§ Aim of the exercise:
Keep the pictures out and restate every record exactly.

Items listed in a dataset:
<<<<

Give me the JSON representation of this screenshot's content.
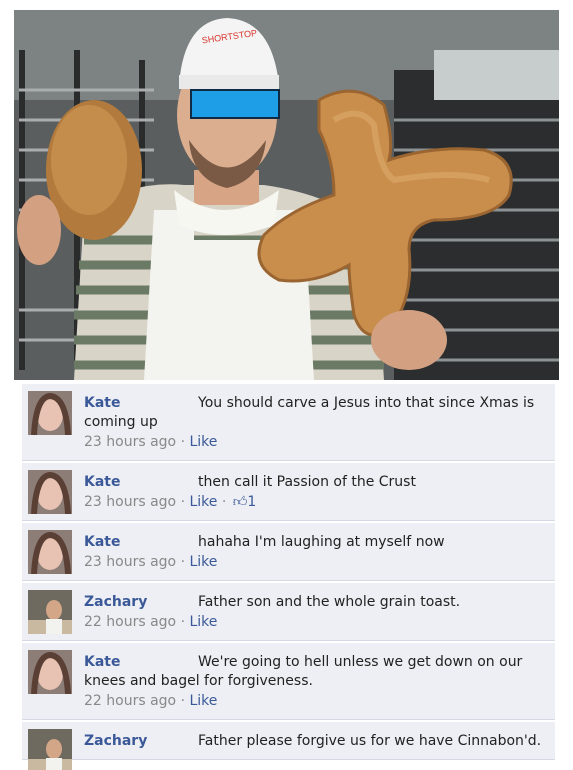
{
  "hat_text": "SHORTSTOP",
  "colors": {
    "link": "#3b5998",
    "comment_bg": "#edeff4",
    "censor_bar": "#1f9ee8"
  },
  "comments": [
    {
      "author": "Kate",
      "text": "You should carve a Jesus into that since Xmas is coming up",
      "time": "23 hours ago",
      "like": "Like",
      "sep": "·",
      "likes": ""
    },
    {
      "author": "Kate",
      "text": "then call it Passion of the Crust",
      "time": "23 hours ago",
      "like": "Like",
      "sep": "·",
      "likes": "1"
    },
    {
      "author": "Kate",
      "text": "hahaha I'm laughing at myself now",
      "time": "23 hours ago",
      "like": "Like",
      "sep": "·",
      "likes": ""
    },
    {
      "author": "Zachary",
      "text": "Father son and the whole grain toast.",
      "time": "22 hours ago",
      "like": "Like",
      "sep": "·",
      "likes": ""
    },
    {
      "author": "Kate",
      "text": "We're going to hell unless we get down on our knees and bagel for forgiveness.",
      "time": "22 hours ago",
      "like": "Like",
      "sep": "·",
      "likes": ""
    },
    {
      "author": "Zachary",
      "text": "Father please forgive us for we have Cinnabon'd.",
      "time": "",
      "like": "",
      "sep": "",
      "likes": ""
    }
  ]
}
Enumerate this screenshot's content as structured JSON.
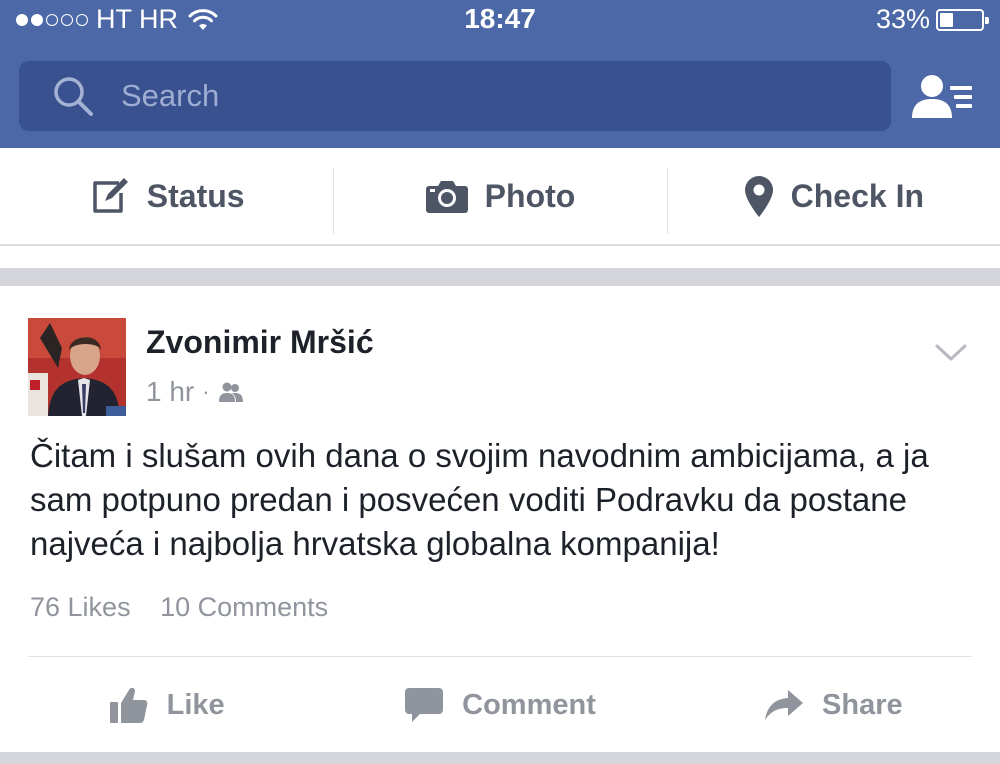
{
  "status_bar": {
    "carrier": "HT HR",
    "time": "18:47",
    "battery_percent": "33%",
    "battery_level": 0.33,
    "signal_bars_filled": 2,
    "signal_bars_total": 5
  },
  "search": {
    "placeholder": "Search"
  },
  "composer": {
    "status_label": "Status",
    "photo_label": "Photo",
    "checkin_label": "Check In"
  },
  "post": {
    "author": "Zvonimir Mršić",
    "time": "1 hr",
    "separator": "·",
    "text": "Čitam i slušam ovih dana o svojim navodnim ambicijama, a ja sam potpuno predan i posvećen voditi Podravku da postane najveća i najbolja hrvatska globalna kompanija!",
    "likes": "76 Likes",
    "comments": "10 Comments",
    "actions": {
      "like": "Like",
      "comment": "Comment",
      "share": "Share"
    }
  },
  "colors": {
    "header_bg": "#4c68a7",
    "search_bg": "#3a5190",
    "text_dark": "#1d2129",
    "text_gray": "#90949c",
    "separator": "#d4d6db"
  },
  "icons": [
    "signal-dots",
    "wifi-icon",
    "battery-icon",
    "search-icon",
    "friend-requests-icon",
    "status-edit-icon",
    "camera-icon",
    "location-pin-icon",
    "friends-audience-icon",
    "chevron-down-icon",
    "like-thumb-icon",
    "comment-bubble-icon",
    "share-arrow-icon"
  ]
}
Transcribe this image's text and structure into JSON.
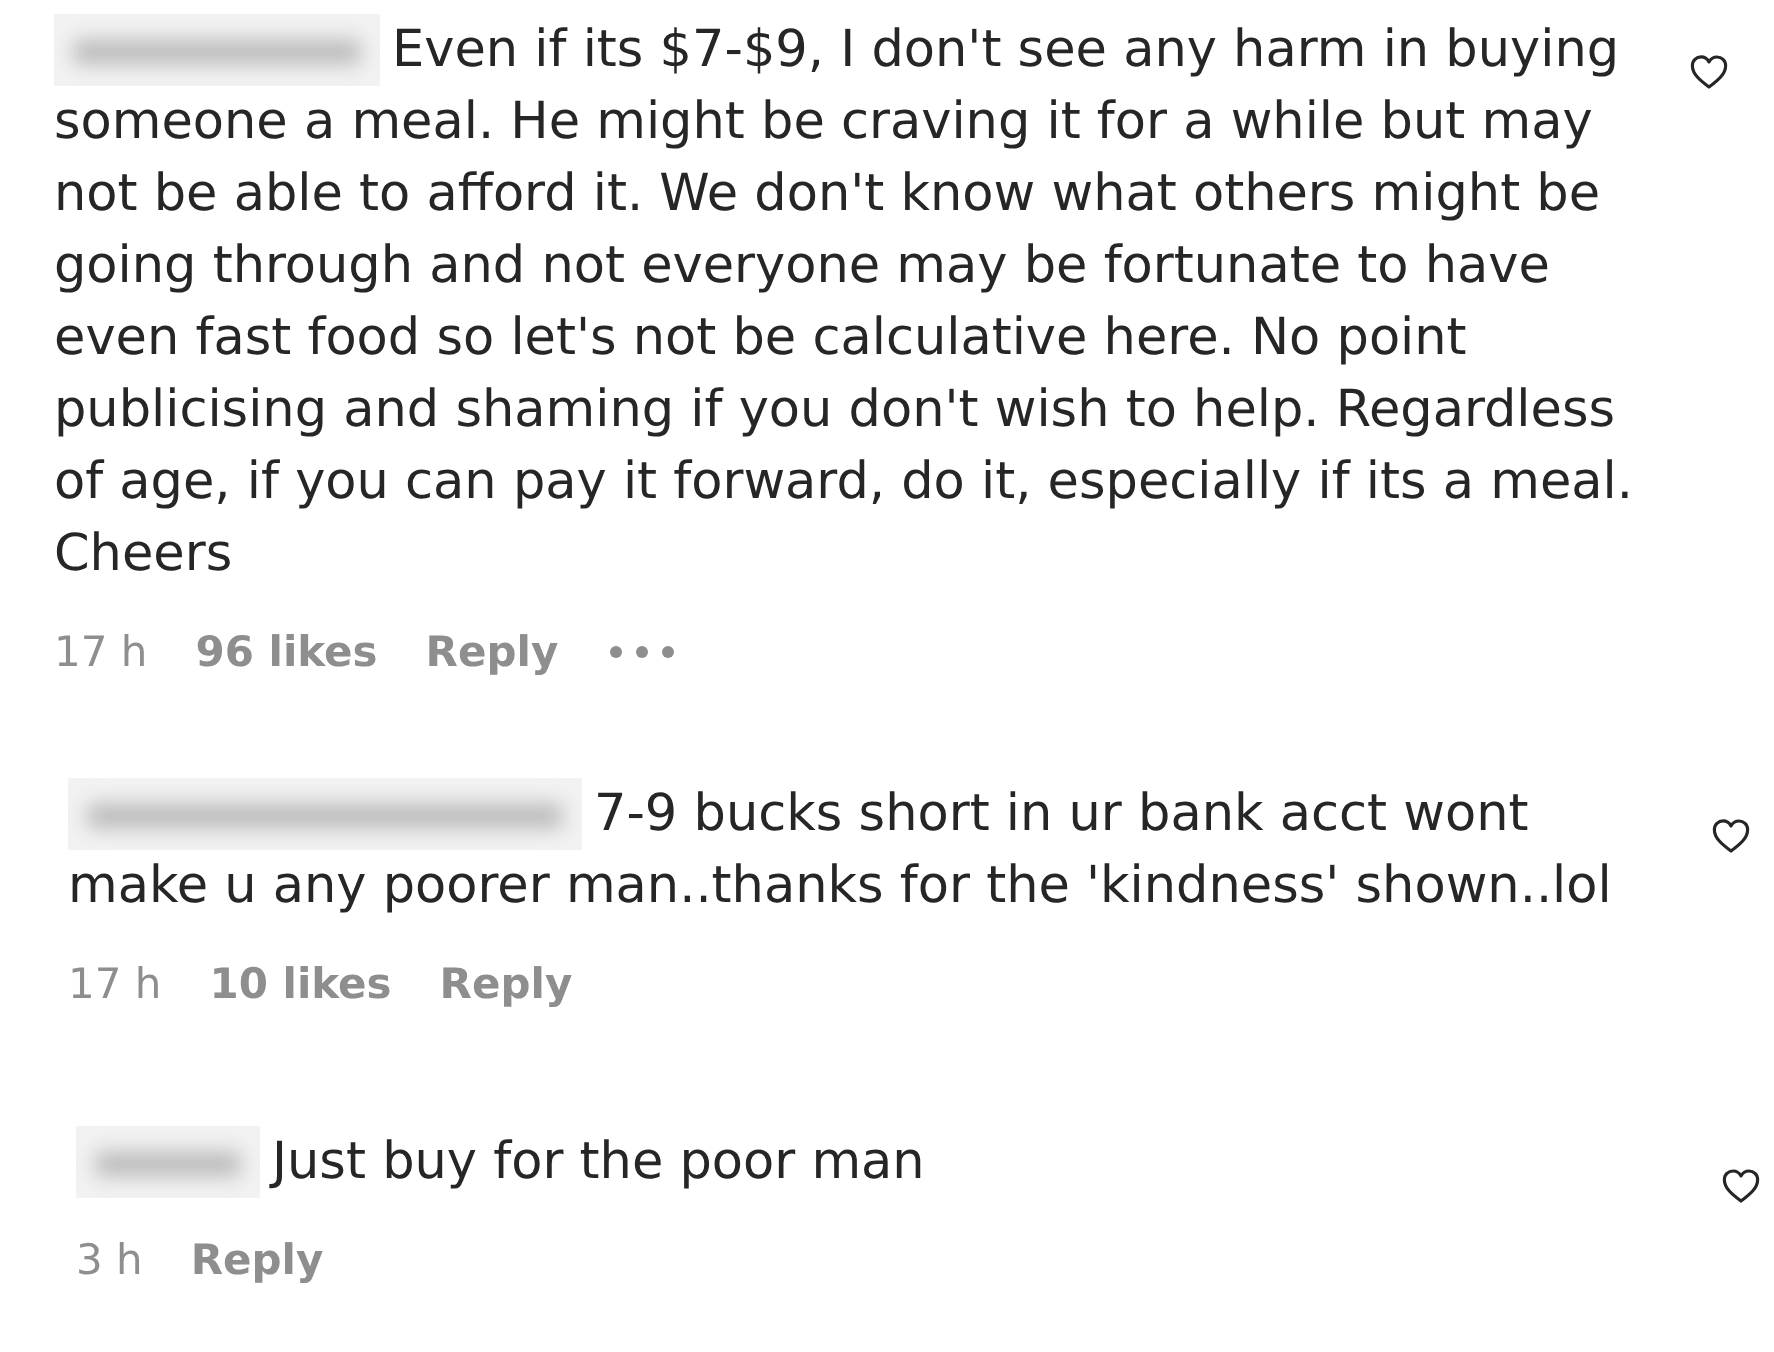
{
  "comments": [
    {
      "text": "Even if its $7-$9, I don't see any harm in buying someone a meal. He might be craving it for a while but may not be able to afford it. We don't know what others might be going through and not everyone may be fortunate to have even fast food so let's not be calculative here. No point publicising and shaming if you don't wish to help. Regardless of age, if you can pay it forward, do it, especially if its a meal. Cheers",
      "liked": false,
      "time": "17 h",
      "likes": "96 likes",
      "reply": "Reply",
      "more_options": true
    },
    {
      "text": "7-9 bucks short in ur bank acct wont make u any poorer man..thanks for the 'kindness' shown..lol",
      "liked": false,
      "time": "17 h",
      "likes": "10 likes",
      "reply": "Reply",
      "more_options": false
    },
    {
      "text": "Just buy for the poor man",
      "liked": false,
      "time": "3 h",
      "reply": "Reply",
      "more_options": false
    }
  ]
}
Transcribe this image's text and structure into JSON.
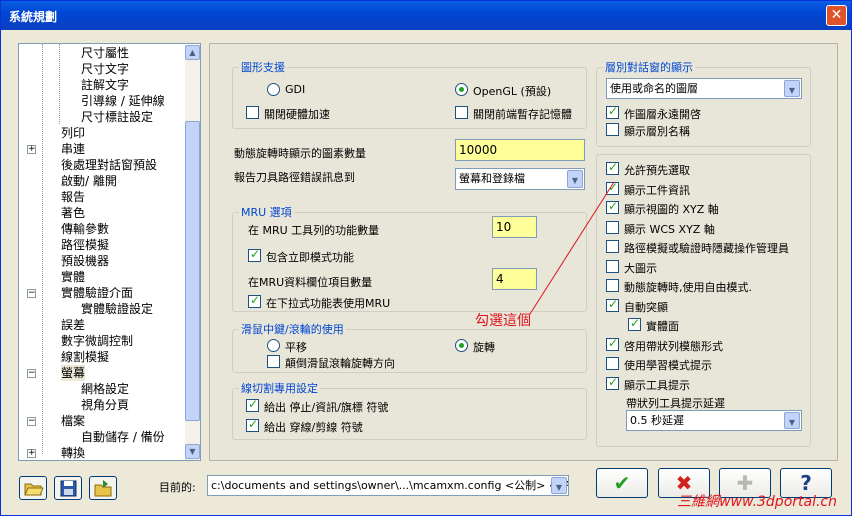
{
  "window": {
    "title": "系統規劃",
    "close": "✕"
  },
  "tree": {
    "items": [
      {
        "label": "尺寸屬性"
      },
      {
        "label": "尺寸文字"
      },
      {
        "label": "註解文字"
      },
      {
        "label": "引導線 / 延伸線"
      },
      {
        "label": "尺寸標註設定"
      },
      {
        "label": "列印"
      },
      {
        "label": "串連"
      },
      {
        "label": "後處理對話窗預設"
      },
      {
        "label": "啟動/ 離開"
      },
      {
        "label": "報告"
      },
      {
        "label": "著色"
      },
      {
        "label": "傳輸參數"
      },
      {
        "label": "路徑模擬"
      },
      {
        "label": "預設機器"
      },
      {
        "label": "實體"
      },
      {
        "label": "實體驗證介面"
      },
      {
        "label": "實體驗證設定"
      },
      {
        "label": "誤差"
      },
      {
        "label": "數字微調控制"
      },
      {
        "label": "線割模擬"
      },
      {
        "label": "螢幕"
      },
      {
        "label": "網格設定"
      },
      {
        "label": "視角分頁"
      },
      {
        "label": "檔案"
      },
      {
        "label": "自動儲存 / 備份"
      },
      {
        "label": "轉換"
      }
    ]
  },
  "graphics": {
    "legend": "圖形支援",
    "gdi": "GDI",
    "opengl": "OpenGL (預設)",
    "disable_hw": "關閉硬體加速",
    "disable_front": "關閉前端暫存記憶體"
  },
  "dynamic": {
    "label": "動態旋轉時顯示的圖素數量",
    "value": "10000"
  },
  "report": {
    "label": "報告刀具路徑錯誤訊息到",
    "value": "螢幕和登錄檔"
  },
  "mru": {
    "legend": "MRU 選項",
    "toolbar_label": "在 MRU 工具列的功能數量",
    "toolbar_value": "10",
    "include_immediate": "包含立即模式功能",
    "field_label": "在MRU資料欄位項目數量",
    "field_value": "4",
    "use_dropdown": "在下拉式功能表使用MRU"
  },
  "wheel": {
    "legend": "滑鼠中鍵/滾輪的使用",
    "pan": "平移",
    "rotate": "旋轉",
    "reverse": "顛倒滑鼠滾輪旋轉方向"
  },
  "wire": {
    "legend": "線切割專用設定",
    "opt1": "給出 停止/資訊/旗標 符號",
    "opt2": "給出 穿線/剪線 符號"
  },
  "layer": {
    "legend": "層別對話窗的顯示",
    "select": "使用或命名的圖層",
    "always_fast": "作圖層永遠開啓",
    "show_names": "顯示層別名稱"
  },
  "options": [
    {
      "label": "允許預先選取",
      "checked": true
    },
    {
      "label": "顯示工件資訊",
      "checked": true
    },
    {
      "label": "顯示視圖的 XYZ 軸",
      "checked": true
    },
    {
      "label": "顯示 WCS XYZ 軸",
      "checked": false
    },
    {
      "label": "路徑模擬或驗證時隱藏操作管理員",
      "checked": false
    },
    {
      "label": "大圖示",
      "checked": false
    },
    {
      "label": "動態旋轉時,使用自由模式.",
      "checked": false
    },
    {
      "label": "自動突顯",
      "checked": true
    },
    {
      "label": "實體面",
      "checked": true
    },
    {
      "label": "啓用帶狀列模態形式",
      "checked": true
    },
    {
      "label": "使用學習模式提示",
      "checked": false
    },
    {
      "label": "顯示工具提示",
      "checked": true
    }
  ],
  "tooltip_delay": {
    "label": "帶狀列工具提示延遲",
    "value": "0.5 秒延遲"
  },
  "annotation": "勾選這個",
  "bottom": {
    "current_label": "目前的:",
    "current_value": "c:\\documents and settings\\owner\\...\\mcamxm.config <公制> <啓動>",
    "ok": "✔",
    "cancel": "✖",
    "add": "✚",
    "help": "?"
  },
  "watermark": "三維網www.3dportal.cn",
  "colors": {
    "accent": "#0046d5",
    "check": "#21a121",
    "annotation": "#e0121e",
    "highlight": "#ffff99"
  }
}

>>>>

§ Exercise result:
Give me the JSON representation of this screenshot's content.
{
  "hat_text": "SHORTSTOP",
  "colors": {
    "link": "#3b5998",
    "comment_bg": "#edeff4",
    "censor_bar": "#1f9ee8"
  },
  "comments": [
    {
      "author": "Kate",
      "text": "You should carve a Jesus into that since Xmas is coming up",
      "time": "23 hours ago",
      "like": "Like",
      "sep": "·",
      "likes": ""
    },
    {
      "author": "Kate",
      "text": "then call it Passion of the Crust",
      "time": "23 hours ago",
      "like": "Like",
      "sep": "·",
      "likes": "1"
    },
    {
      "author": "Kate",
      "text": "hahaha I'm laughing at myself now",
      "time": "23 hours ago",
      "like": "Like",
      "sep": "·",
      "likes": ""
    },
    {
      "author": "Zachary",
      "text": "Father son and the whole grain toast.",
      "time": "22 hours ago",
      "like": "Like",
      "sep": "·",
      "likes": ""
    },
    {
      "author": "Kate",
      "text": "We're going to hell unless we get down on our knees and bagel for forgiveness.",
      "time": "22 hours ago",
      "like": "Like",
      "sep": "·",
      "likes": ""
    },
    {
      "author": "Zachary",
      "text": "Father please forgive us for we have Cinnabon'd.",
      "time": "",
      "like": "",
      "sep": "",
      "likes": ""
    }
  ]
}
Enumerate this screenshot's content as structured JSON.
{
  "status_bar": {
    "carrier": "HT HR",
    "time": "18:47",
    "battery_percent": "33%",
    "battery_level": 0.33,
    "signal_bars_filled": 2,
    "signal_bars_total": 5
  },
  "search": {
    "placeholder": "Search"
  },
  "composer": {
    "status_label": "Status",
    "photo_label": "Photo",
    "checkin_label": "Check In"
  },
  "post": {
    "author": "Zvonimir Mršić",
    "time": "1 hr",
    "separator": "·",
    "text": "Čitam i slušam ovih dana o svojim navodnim ambicijama, a ja sam potpuno predan i posvećen voditi Podravku da postane najveća i najbolja hrvatska globalna kompanija!",
    "likes": "76 Likes",
    "comments": "10 Comments",
    "actions": {
      "like": "Like",
      "comment": "Comment",
      "share": "Share"
    }
  },
  "colors": {
    "header_bg": "#4c68a7",
    "search_bg": "#3a5190",
    "text_dark": "#1d2129",
    "text_gray": "#90949c",
    "separator": "#d4d6db"
  },
  "icons": [
    "signal-dots",
    "wifi-icon",
    "battery-icon",
    "search-icon",
    "friend-requests-icon",
    "status-edit-icon",
    "camera-icon",
    "location-pin-icon",
    "friends-audience-icon",
    "chevron-down-icon",
    "like-thumb-icon",
    "comment-bubble-icon",
    "share-arrow-icon"
  ]
}
Transcribe this image's text and structure into JSON.
{
  "comments": [
    {
      "text": "Even if its $7-$9, I don't see any harm in buying someone a meal. He might be craving it for a while but may not be able to afford it. We don't know what others might be going through and not everyone may be fortunate to have even fast food so let's not be calculative here. No point publicising and shaming if you don't wish to help. Regardless of age, if you can pay it forward, do it, especially if its a meal. Cheers",
      "liked": false,
      "time": "17 h",
      "likes": "96 likes",
      "reply": "Reply",
      "more_options": true
    },
    {
      "text": "7-9 bucks short in ur bank acct wont make u any poorer man..thanks for the 'kindness' shown..lol",
      "liked": false,
      "time": "17 h",
      "likes": "10 likes",
      "reply": "Reply",
      "more_options": false
    },
    {
      "text": "Just buy for the poor man",
      "liked": false,
      "time": "3 h",
      "reply": "Reply",
      "more_options": false
    }
  ]
}
Transcribe this image's text and structure into JSON.
{
  "window": {
    "title": "系統規劃",
    "close": "✕"
  },
  "tree": {
    "items": [
      {
        "label": "尺寸屬性"
      },
      {
        "label": "尺寸文字"
      },
      {
        "label": "註解文字"
      },
      {
        "label": "引導線 / 延伸線"
      },
      {
        "label": "尺寸標註設定"
      },
      {
        "label": "列印"
      },
      {
        "label": "串連"
      },
      {
        "label": "後處理對話窗預設"
      },
      {
        "label": "啟動/ 離開"
      },
      {
        "label": "報告"
      },
      {
        "label": "著色"
      },
      {
        "label": "傳輸參數"
      },
      {
        "label": "路徑模擬"
      },
      {
        "label": "預設機器"
      },
      {
        "label": "實體"
      },
      {
        "label": "實體驗證介面"
      },
      {
        "label": "實體驗證設定"
      },
      {
        "label": "誤差"
      },
      {
        "label": "數字微調控制"
      },
      {
        "label": "線割模擬"
      },
      {
        "label": "螢幕"
      },
      {
        "label": "網格設定"
      },
      {
        "label": "視角分頁"
      },
      {
        "label": "檔案"
      },
      {
        "label": "自動儲存 / 備份"
      },
      {
        "label": "轉換"
      }
    ]
  },
  "graphics": {
    "legend": "圖形支援",
    "gdi": "GDI",
    "opengl": "OpenGL (預設)",
    "disable_hw": "關閉硬體加速",
    "disable_front": "關閉前端暫存記憶體"
  },
  "dynamic": {
    "label": "動態旋轉時顯示的圖素數量",
    "value": "10000"
  },
  "report": {
    "label": "報告刀具路徑錯誤訊息到",
    "value": "螢幕和登錄檔"
  },
  "mru": {
    "legend": "MRU 選項",
    "toolbar_label": "在 MRU 工具列的功能數量",
    "toolbar_value": "10",
    "include_immediate": "包含立即模式功能",
    "field_label": "在MRU資料欄位項目數量",
    "field_value": "4",
    "use_dropdown": "在下拉式功能表使用MRU"
  },
  "wheel": {
    "legend": "滑鼠中鍵/滾輪的使用",
    "pan": "平移",
    "rotate": "旋轉",
    "reverse": "顛倒滑鼠滾輪旋轉方向"
  },
  "wire": {
    "legend": "線切割專用設定",
    "opt1": "給出 停止/資訊/旗標 符號",
    "opt2": "給出 穿線/剪線 符號"
  },
  "layer": {
    "legend": "層別對話窗的顯示",
    "select": "使用或命名的圖層",
    "always_fast": "作圖層永遠開啓",
    "show_names": "顯示層別名稱"
  },
  "options": [
    {
      "label": "允許預先選取",
      "checked": true
    },
    {
      "label": "顯示工件資訊",
      "checked": true
    },
    {
      "label": "顯示視圖的 XYZ 軸",
      "checked": true
    },
    {
      "label": "顯示 WCS XYZ 軸",
      "checked": false
    },
    {
      "label": "路徑模擬或驗證時隱藏操作管理員",
      "checked": false
    },
    {
      "label": "大圖示",
      "checked": false
    },
    {
      "label": "動態旋轉時,使用自由模式.",
      "checked": false
    },
    {
      "label": "自動突顯",
      "checked": true
    },
    {
      "label": "實體面",
      "checked": true
    },
    {
      "label": "啓用帶狀列模態形式",
      "checked": true
    },
    {
      "label": "使用學習模式提示",
      "checked": false
    },
    {
      "label": "顯示工具提示",
      "checked": true
    }
  ],
  "tooltip_delay": {
    "label": "帶狀列工具提示延遲",
    "value": "0.5 秒延遲"
  },
  "annotation": "勾選這個",
  "bottom": {
    "current_label": "目前的:",
    "current_value": "c:\\documents and settings\\owner\\...\\mcamxm.config <公制> <啓動>",
    "ok": "✔",
    "cancel": "✖",
    "add": "✚",
    "help": "?"
  },
  "watermark": "三維網www.3dportal.cn",
  "colors": {
    "accent": "#0046d5",
    "check": "#21a121",
    "annotation": "#e0121e",
    "highlight": "#ffff99"
  }
}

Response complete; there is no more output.